BDN interviews UMaine experts about proposed salmon farm in Belfast

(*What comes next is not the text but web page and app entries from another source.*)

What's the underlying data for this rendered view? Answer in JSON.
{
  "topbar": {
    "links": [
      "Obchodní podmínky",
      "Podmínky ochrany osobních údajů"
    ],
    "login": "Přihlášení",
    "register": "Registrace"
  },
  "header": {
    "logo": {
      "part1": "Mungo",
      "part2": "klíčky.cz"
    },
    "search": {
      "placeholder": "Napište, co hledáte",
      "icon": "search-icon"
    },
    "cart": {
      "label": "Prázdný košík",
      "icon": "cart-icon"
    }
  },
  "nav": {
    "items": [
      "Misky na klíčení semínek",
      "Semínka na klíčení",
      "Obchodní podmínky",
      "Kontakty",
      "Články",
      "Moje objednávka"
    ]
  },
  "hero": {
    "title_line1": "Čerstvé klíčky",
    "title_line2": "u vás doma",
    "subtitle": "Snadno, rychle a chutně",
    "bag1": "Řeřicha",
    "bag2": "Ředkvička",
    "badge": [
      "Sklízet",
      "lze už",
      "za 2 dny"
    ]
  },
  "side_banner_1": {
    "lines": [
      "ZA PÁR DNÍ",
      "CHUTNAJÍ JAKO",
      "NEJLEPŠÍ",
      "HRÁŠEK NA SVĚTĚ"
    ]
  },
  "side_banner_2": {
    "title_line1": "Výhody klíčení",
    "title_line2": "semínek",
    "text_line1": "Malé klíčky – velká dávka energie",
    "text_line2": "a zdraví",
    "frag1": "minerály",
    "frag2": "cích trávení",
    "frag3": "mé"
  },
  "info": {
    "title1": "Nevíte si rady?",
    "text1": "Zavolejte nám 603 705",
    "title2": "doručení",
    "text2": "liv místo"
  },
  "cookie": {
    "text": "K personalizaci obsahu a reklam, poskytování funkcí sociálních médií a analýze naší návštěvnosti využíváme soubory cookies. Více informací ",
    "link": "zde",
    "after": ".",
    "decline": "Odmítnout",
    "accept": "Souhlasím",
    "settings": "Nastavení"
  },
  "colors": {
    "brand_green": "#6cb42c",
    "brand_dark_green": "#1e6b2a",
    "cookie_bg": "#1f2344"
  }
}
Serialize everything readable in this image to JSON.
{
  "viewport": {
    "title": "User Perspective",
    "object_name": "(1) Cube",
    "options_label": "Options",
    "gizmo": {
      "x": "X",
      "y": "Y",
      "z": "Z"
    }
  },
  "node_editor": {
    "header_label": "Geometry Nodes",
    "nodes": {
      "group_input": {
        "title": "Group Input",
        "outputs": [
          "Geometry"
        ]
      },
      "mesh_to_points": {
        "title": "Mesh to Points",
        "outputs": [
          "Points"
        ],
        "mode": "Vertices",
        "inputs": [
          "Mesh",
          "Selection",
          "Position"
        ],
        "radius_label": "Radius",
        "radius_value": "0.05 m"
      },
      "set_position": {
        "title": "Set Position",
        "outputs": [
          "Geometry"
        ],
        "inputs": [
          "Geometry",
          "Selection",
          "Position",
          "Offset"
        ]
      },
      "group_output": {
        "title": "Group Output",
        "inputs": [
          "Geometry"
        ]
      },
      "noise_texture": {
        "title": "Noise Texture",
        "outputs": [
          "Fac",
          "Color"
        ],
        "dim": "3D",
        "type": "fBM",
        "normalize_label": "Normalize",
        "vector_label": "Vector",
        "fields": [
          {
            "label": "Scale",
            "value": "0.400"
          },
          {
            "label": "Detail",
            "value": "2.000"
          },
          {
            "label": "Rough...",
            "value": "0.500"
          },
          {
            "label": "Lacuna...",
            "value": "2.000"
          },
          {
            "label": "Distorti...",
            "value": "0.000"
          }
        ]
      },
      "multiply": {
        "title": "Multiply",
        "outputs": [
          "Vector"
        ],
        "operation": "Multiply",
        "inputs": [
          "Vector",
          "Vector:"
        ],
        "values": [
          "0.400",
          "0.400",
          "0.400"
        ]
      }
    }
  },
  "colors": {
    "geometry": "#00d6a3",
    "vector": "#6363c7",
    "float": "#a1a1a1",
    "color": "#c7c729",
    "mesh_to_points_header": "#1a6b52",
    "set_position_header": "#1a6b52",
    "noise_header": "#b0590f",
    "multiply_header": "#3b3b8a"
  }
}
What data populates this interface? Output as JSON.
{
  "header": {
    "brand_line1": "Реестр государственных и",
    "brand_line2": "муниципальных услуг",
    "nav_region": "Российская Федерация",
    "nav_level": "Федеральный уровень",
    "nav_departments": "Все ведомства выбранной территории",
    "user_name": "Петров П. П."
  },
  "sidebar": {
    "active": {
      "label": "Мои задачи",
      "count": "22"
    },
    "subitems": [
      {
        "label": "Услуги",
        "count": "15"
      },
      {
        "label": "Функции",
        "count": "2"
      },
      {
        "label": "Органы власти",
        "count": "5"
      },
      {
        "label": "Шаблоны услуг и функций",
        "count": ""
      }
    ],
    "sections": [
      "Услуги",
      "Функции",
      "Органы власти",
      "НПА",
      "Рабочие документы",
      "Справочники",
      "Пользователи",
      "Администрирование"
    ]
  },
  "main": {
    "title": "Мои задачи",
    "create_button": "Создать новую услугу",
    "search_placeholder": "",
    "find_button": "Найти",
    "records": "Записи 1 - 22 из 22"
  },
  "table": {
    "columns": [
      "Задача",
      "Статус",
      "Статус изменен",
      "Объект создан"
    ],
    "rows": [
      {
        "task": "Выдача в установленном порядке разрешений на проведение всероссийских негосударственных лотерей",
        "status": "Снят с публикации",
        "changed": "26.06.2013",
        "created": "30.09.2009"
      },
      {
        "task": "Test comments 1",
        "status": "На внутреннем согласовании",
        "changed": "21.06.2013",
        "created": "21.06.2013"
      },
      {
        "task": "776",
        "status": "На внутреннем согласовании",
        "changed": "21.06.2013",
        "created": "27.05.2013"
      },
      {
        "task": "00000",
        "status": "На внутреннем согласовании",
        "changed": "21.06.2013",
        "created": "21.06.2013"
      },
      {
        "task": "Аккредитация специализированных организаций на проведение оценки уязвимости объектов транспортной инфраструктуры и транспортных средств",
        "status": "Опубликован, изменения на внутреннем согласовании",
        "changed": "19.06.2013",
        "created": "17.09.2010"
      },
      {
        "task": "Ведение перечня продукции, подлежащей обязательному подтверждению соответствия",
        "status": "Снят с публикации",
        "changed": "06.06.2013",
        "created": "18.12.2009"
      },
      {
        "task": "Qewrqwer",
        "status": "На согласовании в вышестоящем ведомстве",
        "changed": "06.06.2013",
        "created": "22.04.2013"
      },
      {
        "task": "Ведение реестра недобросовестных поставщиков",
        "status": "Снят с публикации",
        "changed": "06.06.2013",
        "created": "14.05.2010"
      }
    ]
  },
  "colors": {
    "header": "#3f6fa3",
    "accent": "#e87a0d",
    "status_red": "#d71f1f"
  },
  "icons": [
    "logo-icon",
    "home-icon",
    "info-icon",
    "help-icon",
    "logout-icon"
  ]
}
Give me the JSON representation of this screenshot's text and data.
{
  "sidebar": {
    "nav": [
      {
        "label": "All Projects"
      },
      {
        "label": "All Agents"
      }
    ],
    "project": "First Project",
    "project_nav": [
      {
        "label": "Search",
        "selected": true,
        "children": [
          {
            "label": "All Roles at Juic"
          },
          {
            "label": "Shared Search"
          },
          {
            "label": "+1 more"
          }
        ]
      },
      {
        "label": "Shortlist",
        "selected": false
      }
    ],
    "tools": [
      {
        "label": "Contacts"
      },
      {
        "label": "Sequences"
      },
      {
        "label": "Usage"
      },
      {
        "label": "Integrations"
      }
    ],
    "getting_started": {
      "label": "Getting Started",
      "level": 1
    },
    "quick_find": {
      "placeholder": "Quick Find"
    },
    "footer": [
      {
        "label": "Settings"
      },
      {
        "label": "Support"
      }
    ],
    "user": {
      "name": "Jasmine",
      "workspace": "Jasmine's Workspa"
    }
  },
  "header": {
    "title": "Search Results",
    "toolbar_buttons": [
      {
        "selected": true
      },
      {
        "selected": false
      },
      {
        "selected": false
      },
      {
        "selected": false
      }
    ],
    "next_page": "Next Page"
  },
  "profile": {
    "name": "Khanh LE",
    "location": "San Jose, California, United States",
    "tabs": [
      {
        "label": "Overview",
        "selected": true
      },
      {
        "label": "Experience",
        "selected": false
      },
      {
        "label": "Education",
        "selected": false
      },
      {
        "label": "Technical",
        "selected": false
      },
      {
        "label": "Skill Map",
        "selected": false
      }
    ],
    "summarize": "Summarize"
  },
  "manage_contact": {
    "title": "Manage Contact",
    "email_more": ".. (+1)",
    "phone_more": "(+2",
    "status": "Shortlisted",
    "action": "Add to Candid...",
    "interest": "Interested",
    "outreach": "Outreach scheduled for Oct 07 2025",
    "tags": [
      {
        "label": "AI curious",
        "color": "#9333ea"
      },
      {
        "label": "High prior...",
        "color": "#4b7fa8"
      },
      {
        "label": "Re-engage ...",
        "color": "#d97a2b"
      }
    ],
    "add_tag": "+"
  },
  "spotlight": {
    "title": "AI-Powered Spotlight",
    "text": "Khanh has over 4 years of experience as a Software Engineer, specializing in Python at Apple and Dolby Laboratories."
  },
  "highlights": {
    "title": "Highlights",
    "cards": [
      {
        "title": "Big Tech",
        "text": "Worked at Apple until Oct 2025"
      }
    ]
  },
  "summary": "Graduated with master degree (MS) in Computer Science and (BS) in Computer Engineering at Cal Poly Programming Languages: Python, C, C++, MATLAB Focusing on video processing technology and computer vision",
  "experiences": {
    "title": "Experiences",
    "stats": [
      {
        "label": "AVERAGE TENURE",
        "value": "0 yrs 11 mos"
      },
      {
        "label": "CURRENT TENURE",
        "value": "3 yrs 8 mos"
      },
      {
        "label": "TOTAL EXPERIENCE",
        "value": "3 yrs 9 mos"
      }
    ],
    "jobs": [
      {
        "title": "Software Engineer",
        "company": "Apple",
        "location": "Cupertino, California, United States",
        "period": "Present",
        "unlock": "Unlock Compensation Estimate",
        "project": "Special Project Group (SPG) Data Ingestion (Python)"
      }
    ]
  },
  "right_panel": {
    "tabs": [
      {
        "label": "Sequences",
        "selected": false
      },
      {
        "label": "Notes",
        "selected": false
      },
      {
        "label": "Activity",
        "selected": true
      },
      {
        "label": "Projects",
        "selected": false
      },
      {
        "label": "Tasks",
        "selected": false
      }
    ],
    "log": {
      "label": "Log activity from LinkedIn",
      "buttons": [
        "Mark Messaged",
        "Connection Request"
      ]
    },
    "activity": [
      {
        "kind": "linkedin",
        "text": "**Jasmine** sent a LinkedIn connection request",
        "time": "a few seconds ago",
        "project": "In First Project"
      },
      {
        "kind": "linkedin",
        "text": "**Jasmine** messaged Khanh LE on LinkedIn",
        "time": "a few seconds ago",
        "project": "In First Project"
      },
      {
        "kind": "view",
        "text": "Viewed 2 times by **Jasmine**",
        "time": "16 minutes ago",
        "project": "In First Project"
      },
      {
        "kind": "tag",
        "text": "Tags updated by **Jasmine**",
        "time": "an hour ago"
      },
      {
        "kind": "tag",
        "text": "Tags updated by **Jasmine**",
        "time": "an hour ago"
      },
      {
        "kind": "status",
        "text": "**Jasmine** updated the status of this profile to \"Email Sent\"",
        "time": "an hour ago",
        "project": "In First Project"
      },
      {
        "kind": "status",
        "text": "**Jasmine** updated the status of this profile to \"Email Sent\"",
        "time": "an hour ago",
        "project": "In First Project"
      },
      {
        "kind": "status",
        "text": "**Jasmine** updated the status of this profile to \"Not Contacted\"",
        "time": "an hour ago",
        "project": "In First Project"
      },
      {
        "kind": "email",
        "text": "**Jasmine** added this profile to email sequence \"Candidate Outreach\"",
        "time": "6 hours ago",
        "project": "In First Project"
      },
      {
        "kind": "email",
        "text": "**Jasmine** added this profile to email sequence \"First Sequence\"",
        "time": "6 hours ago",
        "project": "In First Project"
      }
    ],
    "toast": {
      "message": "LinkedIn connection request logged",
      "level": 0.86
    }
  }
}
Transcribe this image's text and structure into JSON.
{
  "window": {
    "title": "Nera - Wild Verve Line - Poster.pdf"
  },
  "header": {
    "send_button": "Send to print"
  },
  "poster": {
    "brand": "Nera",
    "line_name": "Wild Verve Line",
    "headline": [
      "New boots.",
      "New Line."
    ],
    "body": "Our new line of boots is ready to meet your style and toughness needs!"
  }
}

The Bangor Daily News interviewed three University of Maine experts from the School of Marine Sciences and School of Earth and Climate Sciences about the possible environmental effects of what is expected to be one of the world’s largest indoor salmon farms proposed for construction near the Little River in Belfast. Damian Brady, an associate professor of marine sciences; Lawrence Mayer, a professor emeritus of oceanography; and Andrew Reeve, a professor of geological sciences, spoke to the BDN about Nordic Aquafarms’s $500 million facility, which it expects will “produce 72.7 million pounds of Atlantic salmon annually for consumers in the northeastern United States,” according to the article. Brady said all of the wastewater discharge from the farm, which would amount to 7.7 million gallons per day, will dissolve before entering Belfast Bay. Dissolved nutrients can alter the environment, but “the Maine Department of Environmental Protection has monitored the nutrient levels in water closely since the Clean Water Act was passed in 1972,” according to the BDN. “I don’t think anyone can say that a single discharger within Belfast Bay will degrade the water quality of Penobscot Bay writ large,” Brady said. “People hear 7 million gallons per day, and it sounds like a big number — and it is a big number … . But it’s small relative to the tidal exchange.” Some fear excavation in the intertidal zone to lay pipes for Belfast farm will dislodge mercury sediments on the ocean floor, but Mayer said mercury would more likely be found in quiet waters with fine-grained mud on the bottom than where the farm has been proposed. “The Little River is small, so I would doubt there is enough place for fine-grained mud to deposit,” he said. Nordic Aquafarms plans to use 1,205 gallons of freshwater per minute drawn from the Belfast Water District municipal supply, on-site groundwater wells and surface water from Belfast Reservoir No. 1, and a 55-acre containment pond near the mouth of the Little River to support its facility in Belfast, according to the article. Reeve independently reviewed one of the company’s modeling reports, and said it put forth a “good effort” to provide the public with reasonable data. He also recognized that the information has not quelled critics’ fears. “It’s almost like people decide what they want, and decide which model matches what they want, instead of doing it the other way,” he said. While state scientists monitor water quality and levels, Reeve said watershed or riverkeeper groups should also keep track of the data. “It’s in Nordic’s interest to have a sustainable water supply, but I’ll quote Ronald Reagan and say, ‘Trust, but verify,’” he said. “I would certainly have local community involvement, or somebody else looking over [the company’s] shoulder.”